In my own travels, I rarely find WPA protected networks in public places. Almost all of the commercial hotspot services have opted to use no network encryption and to move their security inward—leaving the customers responsible for defending their own data.

So, where are the big lessons in this debacle? Here are a few to consider:

• Scrutinize designs rigorously prior to releasing them. I’m a big believer in public scrutiny, but if that’s not feasible, then ensure an independent team thoroughly reviews all designs before they’re released.

• Infrastructure security defects have long-term negative impacts. As such, deciding on how to secure them should be a matter of extreme importance, which may take longer than commercial organizations want, but the longer-term payoffs are worth it.

• We’ve got to demand more of our product vendors. We can’t afford mistakes like WEP to happen.

• Don’t put all your security faith in one mechanism. Even if WPA proves itself to be highly adequate for most purposes, multiple security layers are still a good idea considering the fact that our business data is flying through the air and can be easily intercepted by miscreants who wish us harm.

I’ll bet most of the world is blissfully unaware of the problems in WEP, but we’re all feeling the pain nonetheless.

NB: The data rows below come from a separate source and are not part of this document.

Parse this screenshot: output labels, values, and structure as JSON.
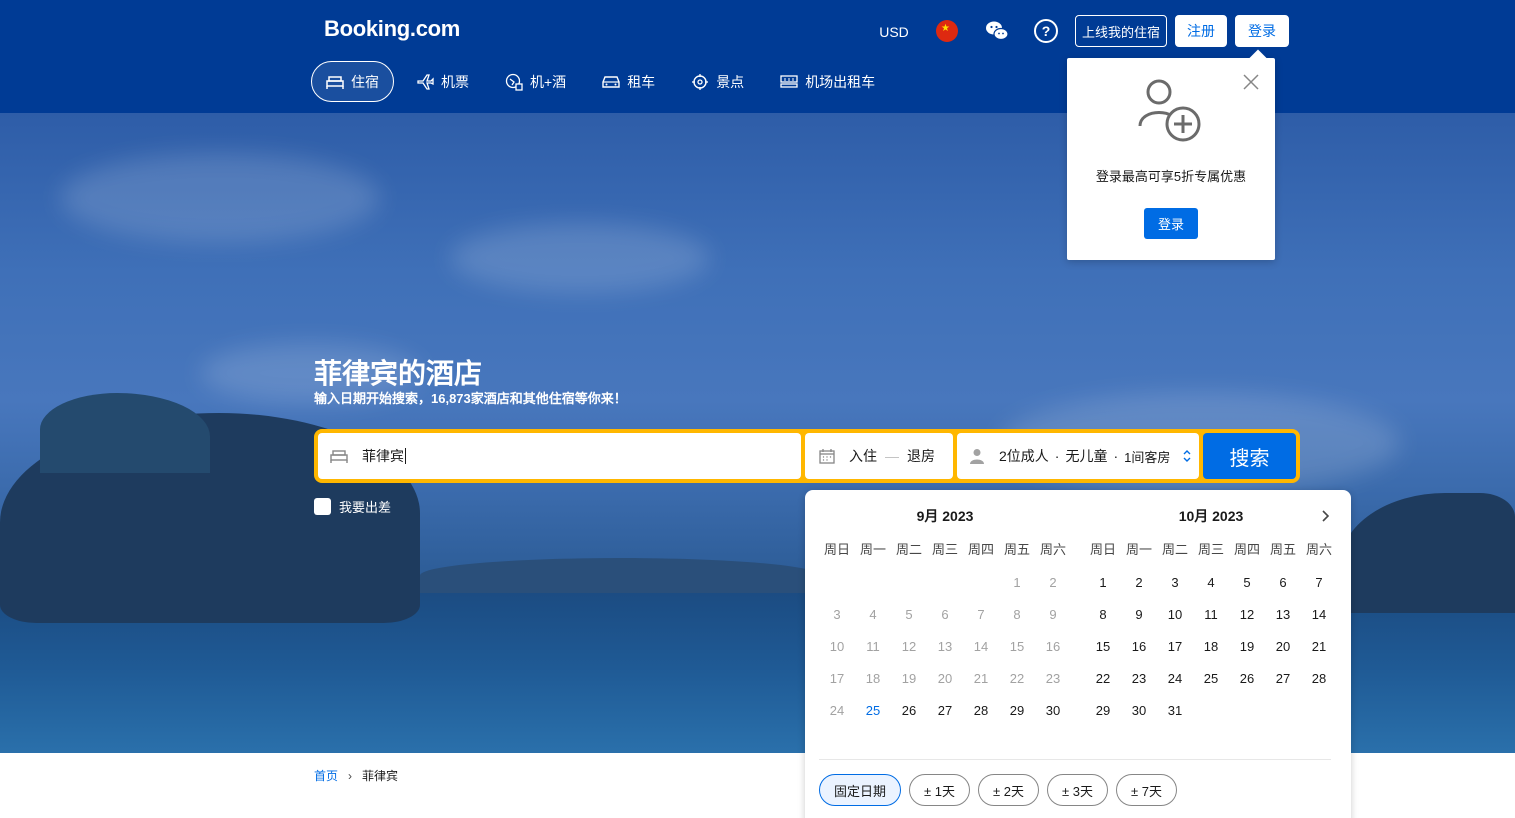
{
  "header": {
    "logo": "Booking.com",
    "currency": "USD",
    "flag_icon": "china-flag-icon",
    "list_property_label": "上线我的住宿",
    "register_label": "注册",
    "login_label": "登录"
  },
  "nav": {
    "tabs": [
      {
        "label": "住宿",
        "icon": "bed-icon",
        "active": true
      },
      {
        "label": "机票",
        "icon": "plane-icon",
        "active": false
      },
      {
        "label": "机+酒",
        "icon": "flight-hotel-icon",
        "active": false
      },
      {
        "label": "租车",
        "icon": "car-icon",
        "active": false
      },
      {
        "label": "景点",
        "icon": "attractions-icon",
        "active": false
      },
      {
        "label": "机场出租车",
        "icon": "taxi-icon",
        "active": false
      }
    ]
  },
  "hero": {
    "title": "菲律宾的酒店",
    "subtitle": "输入日期开始搜索，16,873家酒店和其他住宿等你来！"
  },
  "search": {
    "destination_value": "菲律宾",
    "checkin_label": "入住",
    "dash": "—",
    "checkout_label": "退房",
    "guests_adults": "2位成人",
    "guests_dot": "·",
    "guests_children": "无儿童",
    "guests_rooms": "1间客房",
    "search_label": "搜索",
    "business_label": "我要出差"
  },
  "calendar": {
    "weekdays": [
      "周日",
      "周一",
      "周二",
      "周三",
      "周四",
      "周五",
      "周六"
    ],
    "months": [
      {
        "title": "9月 2023",
        "lead_blanks": 5,
        "days": 30,
        "today": 25
      },
      {
        "title": "10月 2023",
        "lead_blanks": 0,
        "days": 31,
        "today": null
      }
    ],
    "chips": [
      "固定日期",
      "± 1天",
      "± 2天",
      "± 3天",
      "± 7天"
    ]
  },
  "popover": {
    "text": "登录最高可享5折专属优惠",
    "button": "登录"
  },
  "breadcrumb": {
    "home": "首页",
    "current": "菲律宾"
  },
  "colors": {
    "brand_blue": "#003b95",
    "action_blue": "#006ce4",
    "search_yellow": "#ffb700"
  }
}
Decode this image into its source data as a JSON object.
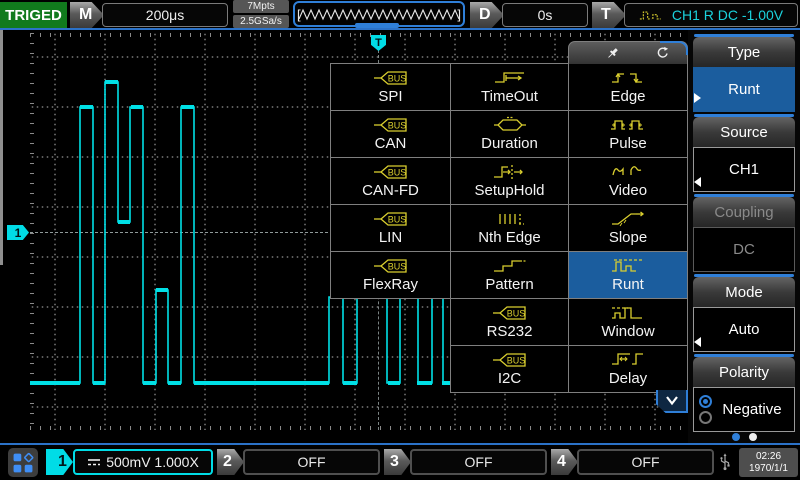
{
  "topbar": {
    "status": "TRIGED",
    "timebase_label": "M",
    "timebase": "200μs",
    "memory_depth": "7Mpts",
    "sample_rate": "2.5GSa/s",
    "delay_label": "D",
    "delay": "0s",
    "trigger_label": "T",
    "trigger_info": "CH1 R DC -1.00V"
  },
  "display": {
    "channel1_marker": "1",
    "trigger_marker": "T"
  },
  "menu": {
    "col1": [
      {
        "label": "SPI",
        "icon": "bus-icon"
      },
      {
        "label": "CAN",
        "icon": "bus-icon"
      },
      {
        "label": "CAN-FD",
        "icon": "bus-icon"
      },
      {
        "label": "LIN",
        "icon": "bus-icon"
      },
      {
        "label": "FlexRay",
        "icon": "bus-icon"
      }
    ],
    "col2": [
      {
        "label": "TimeOut",
        "icon": "timeout-icon"
      },
      {
        "label": "Duration",
        "icon": "duration-icon"
      },
      {
        "label": "SetupHold",
        "icon": "setuphold-icon"
      },
      {
        "label": "Nth Edge",
        "icon": "nth-edge-icon"
      },
      {
        "label": "Pattern",
        "icon": "pattern-icon"
      },
      {
        "label": "RS232",
        "icon": "bus-icon"
      },
      {
        "label": "I2C",
        "icon": "bus-icon"
      }
    ],
    "col3": [
      {
        "label": "Edge",
        "icon": "edge-icon"
      },
      {
        "label": "Pulse",
        "icon": "pulse-icon"
      },
      {
        "label": "Video",
        "icon": "video-icon"
      },
      {
        "label": "Slope",
        "icon": "slope-icon"
      },
      {
        "label": "Runt",
        "icon": "runt-icon",
        "selected": true
      },
      {
        "label": "Window",
        "icon": "window-icon"
      },
      {
        "label": "Delay",
        "icon": "delay-icon"
      }
    ],
    "header_icons": [
      "pin-icon",
      "refresh-icon"
    ]
  },
  "sidebar": {
    "sections": [
      {
        "title": "Type",
        "value": "Runt",
        "selected": true
      },
      {
        "title": "Source",
        "value": "CH1"
      },
      {
        "title": "Coupling",
        "value": "DC",
        "disabled": true
      },
      {
        "title": "Mode",
        "value": "Auto"
      },
      {
        "title": "Polarity",
        "value": "Negative",
        "radio_selected": "first"
      }
    ],
    "page_dots": {
      "count": 2,
      "active": 1
    }
  },
  "bottombar": {
    "channels": [
      {
        "number": "1",
        "value": "500mV 1.000X",
        "active": true,
        "icon": "dc-coupling-icon"
      },
      {
        "number": "2",
        "value": "OFF",
        "active": false
      },
      {
        "number": "3",
        "value": "OFF",
        "active": false
      },
      {
        "number": "4",
        "value": "OFF",
        "active": false
      }
    ],
    "time": "02:26",
    "date": "1970/1/1"
  },
  "colors": {
    "trace_cyan": "#00e0e6",
    "accent_blue": "#2f7fd8",
    "selected_blue": "#1b5d9e",
    "icon_yellow": "#d9ce2f",
    "status_green": "#117a1d"
  }
}
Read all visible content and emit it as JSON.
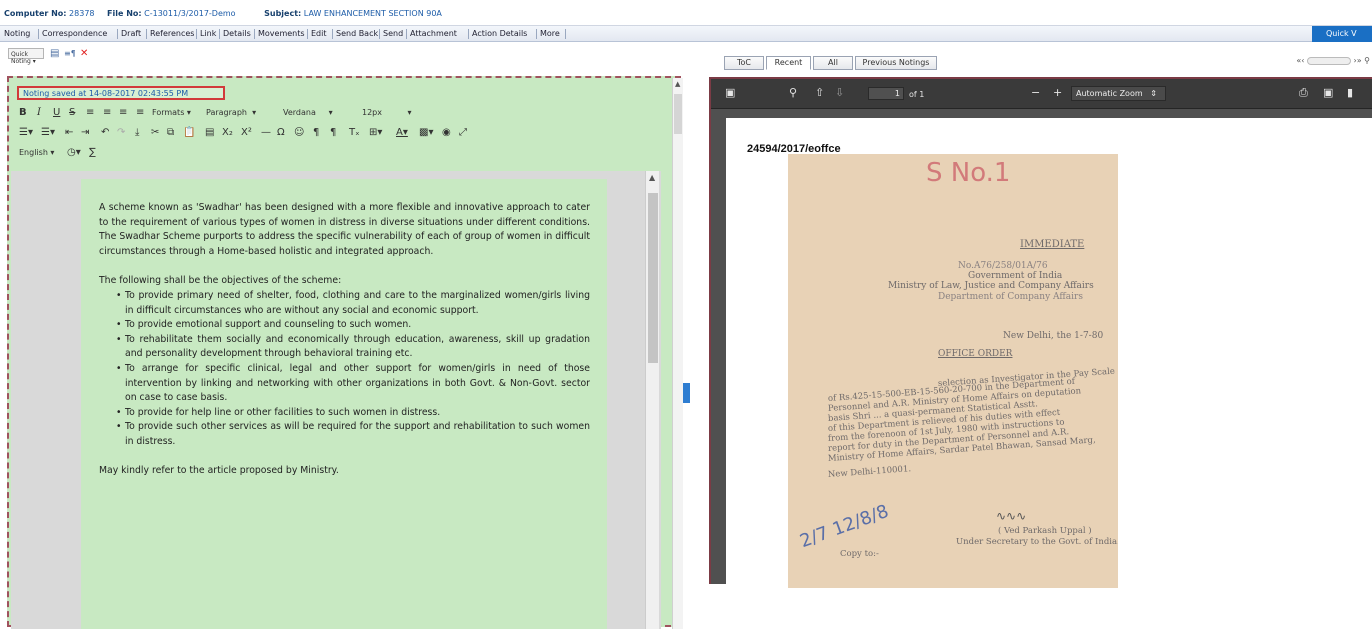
{
  "header": {
    "computer_no_label": "Computer No:",
    "computer_no": "28378",
    "file_no_label": "File No:",
    "file_no": "C-13011/3/2017-Demo",
    "subject_label": "Subject:",
    "subject": "LAW ENHANCEMENT SECTION 90A"
  },
  "menu": {
    "items": [
      "Noting",
      "Correspondence",
      "Draft",
      "References",
      "Link",
      "Details",
      "Movements",
      "Edit",
      "Send Back",
      "Send",
      "Attachment",
      "Action Details",
      "More"
    ],
    "quick_label": "Quick V"
  },
  "left": {
    "quick_noting": "Quick Noting ▾",
    "saved_status": "Noting saved at 14-08-2017 02:43:55 PM",
    "formats": "Formats ▾",
    "paragraph": "Paragraph",
    "font": "Verdana",
    "size": "12px",
    "language": "English ▾",
    "paragraphs": [
      "A scheme known as 'Swadhar' has been designed with a more flexible and innovative approach to cater to the requirement of various types of women in distress in diverse situations under different conditions. The Swadhar Scheme purports to address the specific vulnerability of each of group of women in difficult circumstances through a Home-based holistic and integrated approach.",
      "The following shall be the objectives of the scheme:"
    ],
    "bullets": [
      "To provide primary need of shelter, food, clothing and care to the marginalized women/girls living in difficult circumstances who are without any social and economic support.",
      "To provide emotional support and counseling to such women.",
      "To rehabilitate them socially and economically through education, awareness, skill up gradation and personality development through behavioral training etc.",
      "To arrange for specific clinical, legal and other support for women/girls in need of those intervention by linking and networking with other organizations in both Govt. & Non-Govt. sector on case to case basis.",
      "To provide for help line or other facilities to such women in distress.",
      "To provide such other services as will be required for the support and rehabilitation to such women in distress."
    ],
    "closing": "May kindly refer to the article proposed by Ministry."
  },
  "right": {
    "tabs": [
      "ToC",
      "Recent",
      "All",
      "Previous Notings"
    ],
    "page_input": "1",
    "page_total": "of 1",
    "zoom": "Automatic Zoom",
    "doc_id": "24594/2017/eoffce",
    "scan_lines": [
      "S No.1",
      "IMMEDIATE",
      "No.A76/258/01A/76",
      "Government of India",
      "Ministry of Law, Justice and Company Affairs",
      "Department of Company Affairs",
      "New Delhi, the 1-7-80",
      "OFFICE ORDER",
      "selection as Investigator in the Pay Scale",
      "of Rs.425-15-500-EB-15-560-20-700 in the Department of",
      "Personnel and A.R. Ministry of Home Affairs on deputation",
      "basis Shri ... a quasi-permanent Statistical Asstt.",
      "of this Department is relieved of his duties with effect",
      "from the forenoon of 1st July, 1980 with instructions to",
      "report for duty in the Department of Personnel and A.R.",
      "Ministry of Home Affairs, Sardar Patel Bhawan, Sansad Marg,",
      "New Delhi-110001.",
      "( Ved Parkash Uppal )",
      "Under Secretary to the Govt. of India.",
      "Copy to:-"
    ]
  }
}
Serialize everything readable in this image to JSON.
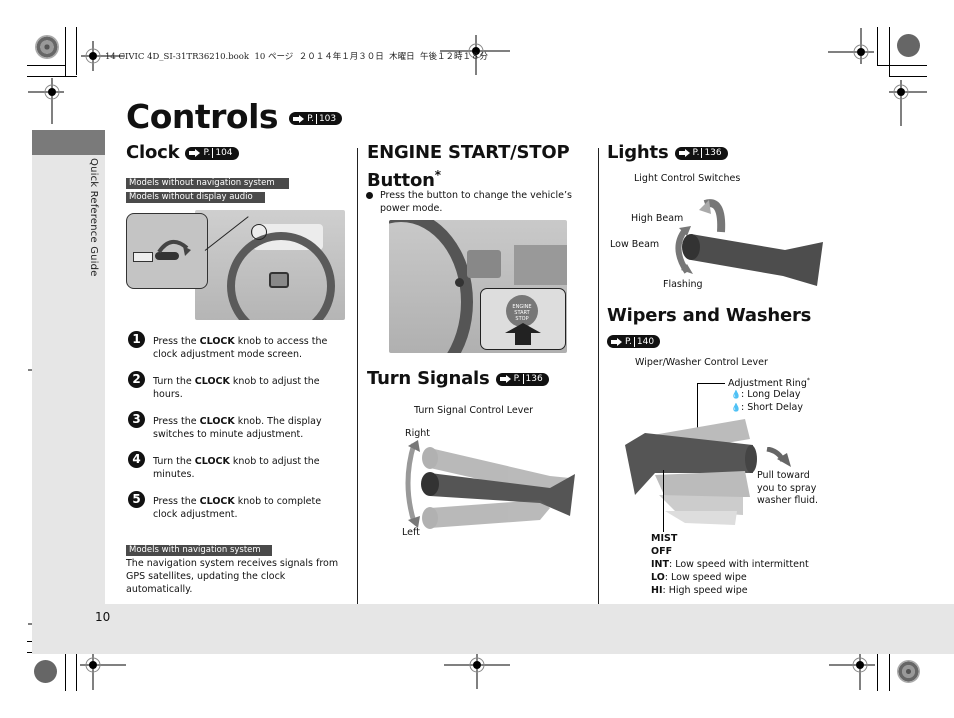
{
  "print_header": "14 CIVIC 4D_SI-31TR36210.book  10 ページ  ２０１４年１月３０日  木曜日  午後１２時１８分",
  "side_tab_label": "Quick Reference Guide",
  "page_title": "Controls",
  "page_title_ref": "103",
  "page_number": "10",
  "ref_prefix": "P.",
  "clock": {
    "heading": "Clock",
    "ref": "104",
    "tags": [
      "Models without navigation system",
      "Models without display audio"
    ],
    "steps": [
      {
        "num": "1",
        "pre": "Press the ",
        "bold": "CLOCK",
        "post": " knob to access the clock adjustment mode screen."
      },
      {
        "num": "2",
        "pre": "Turn the ",
        "bold": "CLOCK",
        "post": " knob to adjust the hours."
      },
      {
        "num": "3",
        "pre": "Press the ",
        "bold": "CLOCK",
        "post": " knob. The display switches to minute adjustment."
      },
      {
        "num": "4",
        "pre": "Turn the ",
        "bold": "CLOCK",
        "post": " knob to adjust the minutes."
      },
      {
        "num": "5",
        "pre": "Press the ",
        "bold": "CLOCK",
        "post": " knob to complete clock adjustment."
      }
    ],
    "nav_tag": "Models with navigation system",
    "nav_text": "The navigation system receives signals from GPS satellites, updating the clock automatically."
  },
  "engine": {
    "heading_line1": "ENGINE START/STOP",
    "heading_line2": "Button",
    "asterisk": "*",
    "bullet": "Press the button to change the vehicle’s power mode.",
    "button_labels": [
      "ENGINE",
      "START",
      "STOP"
    ]
  },
  "turn_signals": {
    "heading": "Turn Signals",
    "ref": "136",
    "caption": "Turn Signal Control Lever",
    "right_label": "Right",
    "left_label": "Left"
  },
  "lights": {
    "heading": "Lights",
    "ref": "136",
    "caption": "Light Control Switches",
    "high_beam": "High Beam",
    "low_beam": "Low Beam",
    "flashing": "Flashing"
  },
  "wipers": {
    "heading": "Wipers and Washers",
    "ref": "140",
    "caption": "Wiper/Washer Control Lever",
    "adjustment_ring": "Adjustment Ring",
    "asterisk": "*",
    "long_delay": ": Long Delay",
    "short_delay": ": Short Delay",
    "pull_text": [
      "Pull toward",
      "you to spray",
      "washer fluid."
    ],
    "modes": [
      {
        "bold": "MIST",
        "text": ""
      },
      {
        "bold": "OFF",
        "text": ""
      },
      {
        "bold": "INT",
        "text": ": Low speed with intermittent"
      },
      {
        "bold": "LO",
        "text": ": Low speed wipe"
      },
      {
        "bold": "HI",
        "text": ": High speed wipe"
      }
    ]
  }
}
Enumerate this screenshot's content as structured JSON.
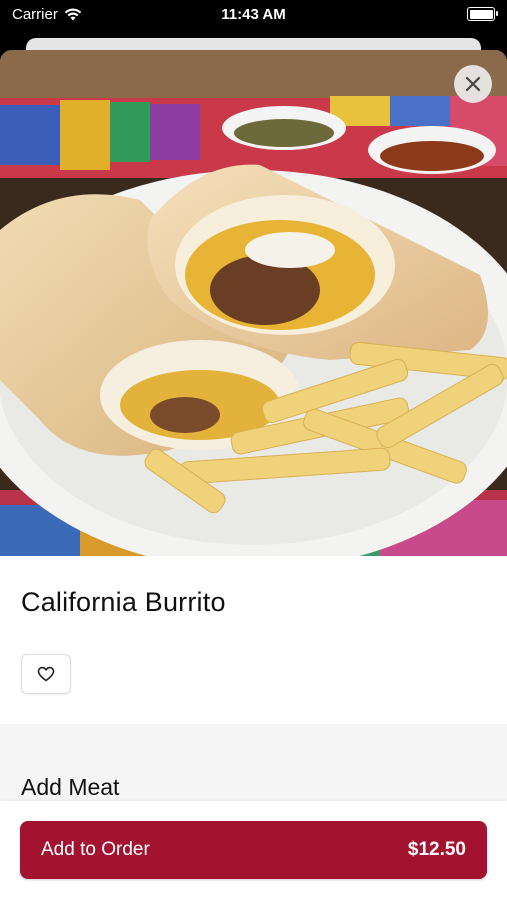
{
  "status_bar": {
    "carrier": "Carrier",
    "time": "11:43 AM",
    "battery_level": 1.0
  },
  "item": {
    "title": "California Burrito",
    "image_subject": "burrito-with-fries-photo"
  },
  "actions": {
    "close_icon": "close-icon",
    "favorite_icon": "heart-icon"
  },
  "options": {
    "section_title": "Add Meat"
  },
  "order": {
    "button_label": "Add to Order",
    "price": "$12.50"
  },
  "colors": {
    "accent": "#a3132f",
    "options_background": "#f5f5f5"
  }
}
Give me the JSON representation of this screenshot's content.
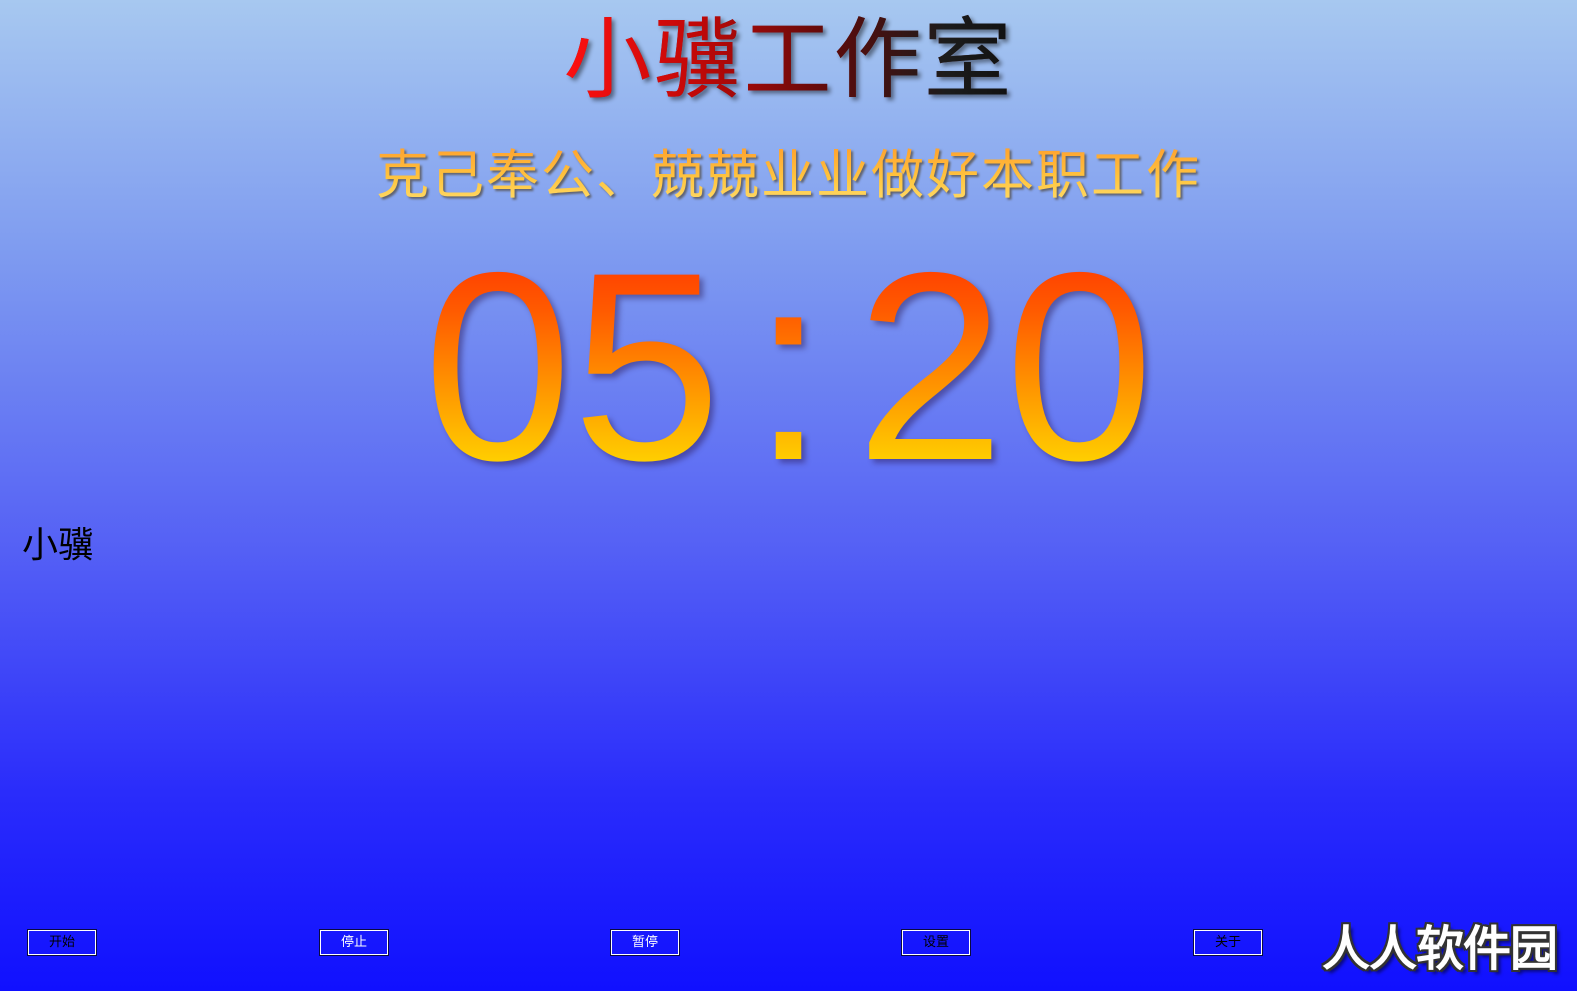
{
  "header": {
    "title": "小骥工作室",
    "slogan": "克己奉公、兢兢业业做好本职工作"
  },
  "timer": {
    "minutes": "05",
    "separator": ":",
    "seconds": "20"
  },
  "name_label": "小骥",
  "toolbar": {
    "start_label": "开始",
    "stop_label": "停止",
    "pause_label": "暂停",
    "settings_label": "设置",
    "about_label": "关于"
  },
  "watermark": "人人软件园",
  "colors": {
    "background_top": "#a7c8f0",
    "background_bottom": "#1010ff",
    "title_start": "#ff1010",
    "title_end": "#111111",
    "slogan": "#ffc640",
    "timer_top": "#ff2a00",
    "timer_bottom": "#ffe000"
  }
}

I have no doubt at all that Wi-Fi would be vastly more accepted in enterprises today had it not been for WEP. Let’s not let it happen again.